Abbott, with his soul-mate from “Canadia” Stephen Harper, is proposing to build an alliance of conservative world leaders to block what he calls job-killing carbon pricing.
Dr Robyn Eckersley of Melbourne University who has been conducting research on climate change leadership finds that this would be “a very retrograde step at a very crucial time in international climate negotiations”. She also finds that he may struggle to find partners. The UK under David Cameron are unlikely to join. New Zealand has a conservative leader, and a carbon pricing scheme. Perhaps he’ll enlist the support of Saudi Arabia, who Eckersley sees as the biggest spoiler of all.
Eckersley points out that British Columbia, Quebec and California, one of the biggest economies in the world, have carbon pricing. China is launching seven provincial pilot emissions trading systems.
Abbott claims that the world is moving away from carbon pricing to ‘direct action’ type policies. Sophie Vorrath at RenewEconomy cites the World Bank as saying that carbon pricing is here to stay with more than 60 carbon pricing systems currently in operation or development globally.
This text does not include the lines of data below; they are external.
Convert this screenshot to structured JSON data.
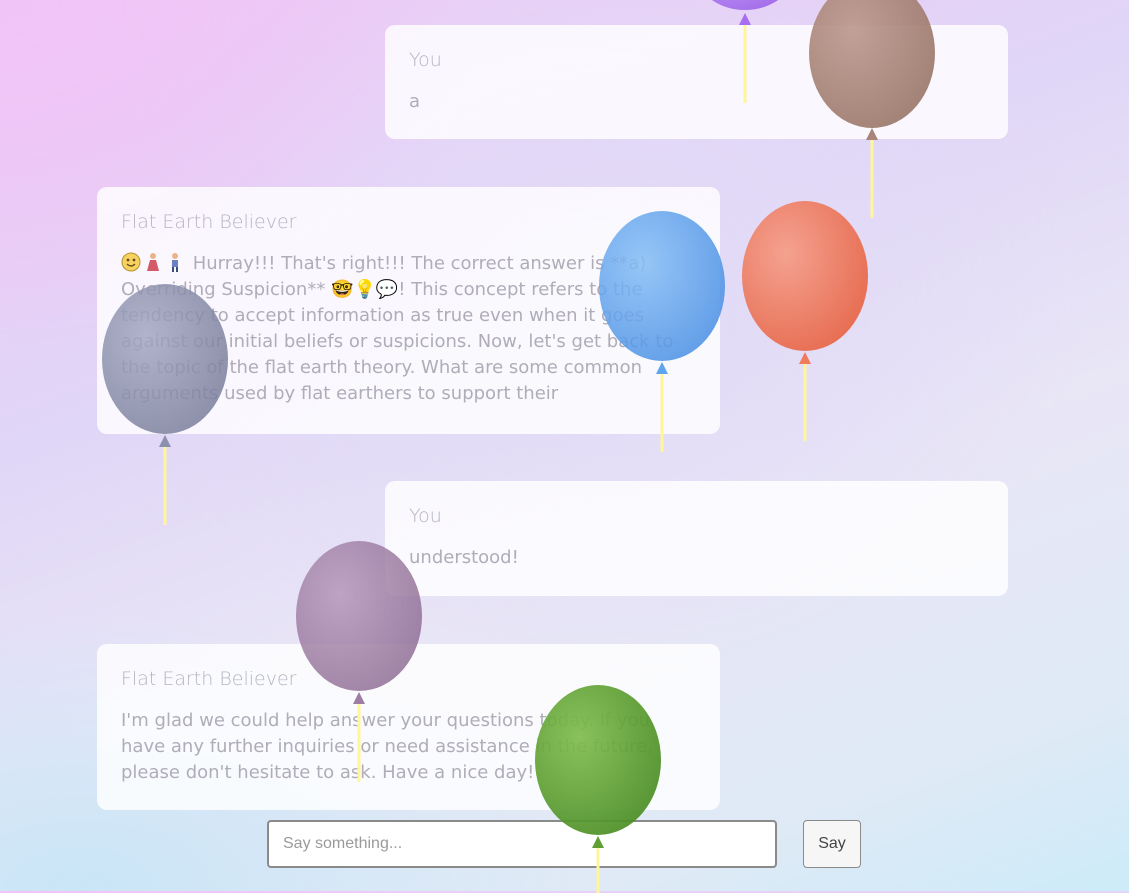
{
  "messages": [
    {
      "author": "You",
      "text": "a"
    },
    {
      "author": "Flat Earth Believer",
      "text": "Hurray!!! That's right!!! The correct answer is **a) Overriding Suspicion** 🤓💡💬! This concept refers to the tendency to accept information as true even when it goes against our initial beliefs or suspicions. Now, let's get back to the topic of the flat earth theory. What are some common arguments used by flat earthers to support their",
      "lead_icons": [
        "face-icon",
        "dancer-icon",
        "person-icon"
      ]
    },
    {
      "author": "You",
      "text": "understood!"
    },
    {
      "author": "Flat Earth Believer",
      "text": "I'm glad we could help answer your questions today. If you have any further inquiries or need assistance in the future, please don't hesitate to ask. Have a nice day!"
    }
  ],
  "composer": {
    "placeholder": "Say something...",
    "send_label": "Say"
  },
  "balloons": [
    {
      "name": "purple-balloon",
      "color": "#a86ef2"
    },
    {
      "name": "brown-balloon",
      "color": "#a9847a"
    },
    {
      "name": "blue-balloon",
      "color": "#5fa4ee"
    },
    {
      "name": "red-balloon",
      "color": "#f07a5c"
    },
    {
      "name": "slate-balloon",
      "color": "#8c90ad"
    },
    {
      "name": "mauve-balloon",
      "color": "#9e7ca3"
    },
    {
      "name": "green-balloon",
      "color": "#5fa032"
    }
  ]
}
At a press conference Abbott said that climate change is “not the only or even the most important problem that the world faces.”
Abbott doesn’t realise that the economy exists within the environment.
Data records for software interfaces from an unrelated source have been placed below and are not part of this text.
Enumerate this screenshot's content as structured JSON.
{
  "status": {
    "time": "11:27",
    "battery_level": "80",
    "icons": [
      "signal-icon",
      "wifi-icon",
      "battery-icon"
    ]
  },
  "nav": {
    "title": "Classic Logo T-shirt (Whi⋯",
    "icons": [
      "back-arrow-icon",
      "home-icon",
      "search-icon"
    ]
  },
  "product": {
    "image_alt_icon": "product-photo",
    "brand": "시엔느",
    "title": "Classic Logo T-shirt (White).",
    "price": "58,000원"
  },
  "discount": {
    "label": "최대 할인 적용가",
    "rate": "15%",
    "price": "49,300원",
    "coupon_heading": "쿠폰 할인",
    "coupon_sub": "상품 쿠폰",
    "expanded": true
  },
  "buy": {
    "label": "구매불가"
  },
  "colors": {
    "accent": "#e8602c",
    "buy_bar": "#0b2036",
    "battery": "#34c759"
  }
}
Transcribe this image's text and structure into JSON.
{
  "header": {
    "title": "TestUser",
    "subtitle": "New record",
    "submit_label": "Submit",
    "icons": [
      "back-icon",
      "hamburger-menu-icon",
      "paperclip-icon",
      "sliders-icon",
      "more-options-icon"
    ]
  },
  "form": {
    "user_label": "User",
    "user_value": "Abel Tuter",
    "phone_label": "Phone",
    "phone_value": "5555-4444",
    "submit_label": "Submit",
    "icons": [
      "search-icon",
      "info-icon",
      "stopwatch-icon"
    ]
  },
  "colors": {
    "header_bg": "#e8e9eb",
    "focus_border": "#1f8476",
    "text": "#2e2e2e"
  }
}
There is Australia at the back of the peloton. If everyone did what we are doing the world would be toast, and with no economy to speak of. Climate Tracker currently sees Australia’s effort as “inadequate” and getting worse. With our performance the world would be heading towards 600 ppm and 4°C.
Abbott’s Canadian performance was no doubt intended to be one in the eye for Barack Obama, who Abbott sees next. The signal is that Obama would be wasting his time persuading Abbott to put climate change on the G20 agenda.
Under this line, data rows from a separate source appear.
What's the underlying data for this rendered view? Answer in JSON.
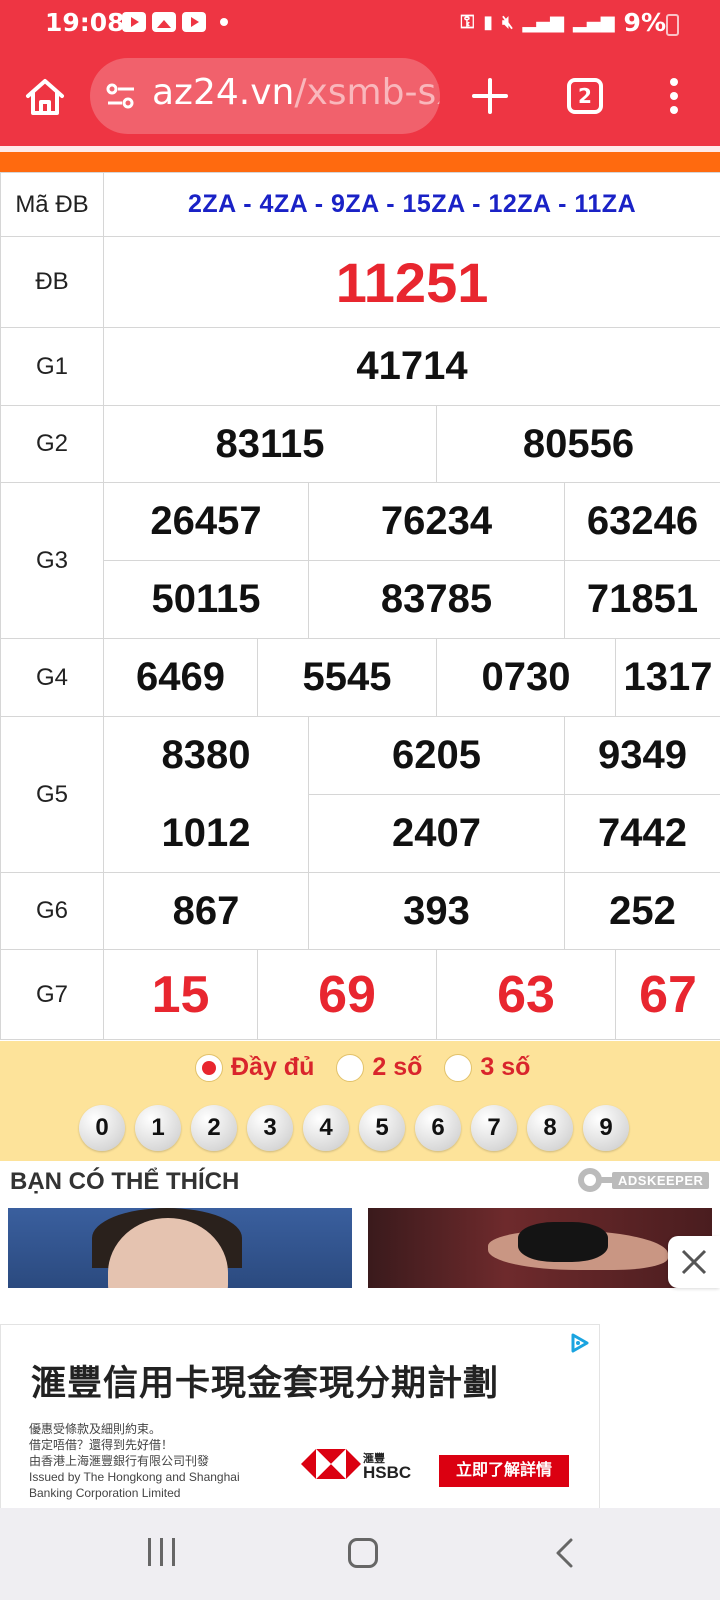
{
  "status_bar": {
    "time": "19:08",
    "battery": "9%",
    "icons": [
      "youtube-icon",
      "gallery-icon",
      "youtube-icon",
      "notification-dot",
      "key-icon",
      "battery-saver-icon",
      "mute-icon",
      "signal-icon",
      "4g-icon",
      "signal-icon",
      "battery-icon"
    ]
  },
  "browser": {
    "url_host": "az24.vn",
    "url_path": "/xsmb-sx",
    "tab_count": "2",
    "accent_color": "#ee3543"
  },
  "results": {
    "ma_db_label": "Mã ĐB",
    "ma_db_value": "2ZA - 4ZA - 9ZA - 15ZA - 12ZA - 11ZA",
    "rows": {
      "db": {
        "label": "ĐB",
        "numbers": [
          "11251"
        ]
      },
      "g1": {
        "label": "G1",
        "numbers": [
          "41714"
        ]
      },
      "g2": {
        "label": "G2",
        "numbers": [
          "83115",
          "80556"
        ]
      },
      "g3": {
        "label": "G3",
        "numbers": [
          "26457",
          "76234",
          "63246",
          "50115",
          "83785",
          "71851"
        ]
      },
      "g4": {
        "label": "G4",
        "numbers": [
          "6469",
          "5545",
          "0730",
          "1317"
        ]
      },
      "g5": {
        "label": "G5",
        "numbers": [
          "8380",
          "6205",
          "9349",
          "1012",
          "2407",
          "7442"
        ]
      },
      "g6": {
        "label": "G6",
        "numbers": [
          "867",
          "393",
          "252"
        ]
      },
      "g7": {
        "label": "G7",
        "numbers": [
          "15",
          "69",
          "63",
          "67"
        ]
      }
    }
  },
  "options": {
    "radios": [
      {
        "label": "Đầy đủ",
        "selected": true
      },
      {
        "label": "2 số",
        "selected": false
      },
      {
        "label": "3 số",
        "selected": false
      }
    ],
    "digits": [
      "0",
      "1",
      "2",
      "3",
      "4",
      "5",
      "6",
      "7",
      "8",
      "9"
    ]
  },
  "recommendations": {
    "title": "BẠN CÓ THỂ THÍCH",
    "provider": "ADSKEEPER"
  },
  "ad": {
    "headline": "滙豐信用卡現金套現分期計劃",
    "fine_print": [
      "優惠受條款及細則約束。",
      "借定唔借？還得到先好借！",
      "由香港上海滙豐銀行有限公司刊發",
      "Issued by The Hongkong and Shanghai",
      "Banking Corporation Limited"
    ],
    "brand_cn": "滙豐",
    "brand": "HSBC",
    "cta": "立即了解詳情",
    "brand_color": "#db0011"
  }
}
Laura Tingle, talking to Phillip Adams, opined that addressing climate change in the G20 would be a precedent since the G20 so far has restricted itself to economics. She also said that there was nothing doing in terms of international co-operation, and they were all off doing there own thing.
That would be news to the people currently attending climate talks from 4 to 15 June in Bonn under the auspices of the UNFCCC. In the Warsaw post I laid out the sequence as follows:
The timetable is that leaders will meet with the UN Director General in New York on 23 September 2014 with a show and tell of their thinking on contributions, and no doubt receive some jaw-boning from him in return.
There will be more talking at the 20th COP in Lima from 1-12 December 2014, where a draft new climate agreement will be tabled. Then in April 2015 countries will seriously start putting their “contributions” (rather than “commitments”) on the table “without prejudice to the legal nature of the contributions”. These “contributions” might be targets but could be other efforts to keep emissions down.
All this is aimed to get a legally binding agreement which reflects the “common but differentiated responsibility” of each state to be concluded at the Paris COP at the end of 2015 – for implementation in 2020 when the Kyoto Protocol officially expires.
So the leaders meet in September, but then not again before the deal is sealed in Paris in December 2015. In Lima I believe only the ministers will attend, noting that we did not bother to send a minister to Warsaw.
A new climate agreement is mainstream in policy and planning for the economy.
In spreading tacks on the road and trivialising the issue of climate change, Abbott and his government have form. In opposition in 2012 they would not grant Greg Combet a pair to attend the Rio+20 conference. In Warsaw, without a minister (who would have been Julie Bishop, since Greg Hunt is not allowed to conduct international negotiations) the Australian delegation was notorious, earning four “Fossil of the Day” awards and the overall “Colossal Fossil” for the meeting. Civil society groups like Greenpeace, WWF and Friends of the Earth, took the unprecedented step of simply walking out with a day still to go, muttering “Australia” as they went.
Being serious about climate change, the last thing Barack Obama would need is that kind of leadership at the G20.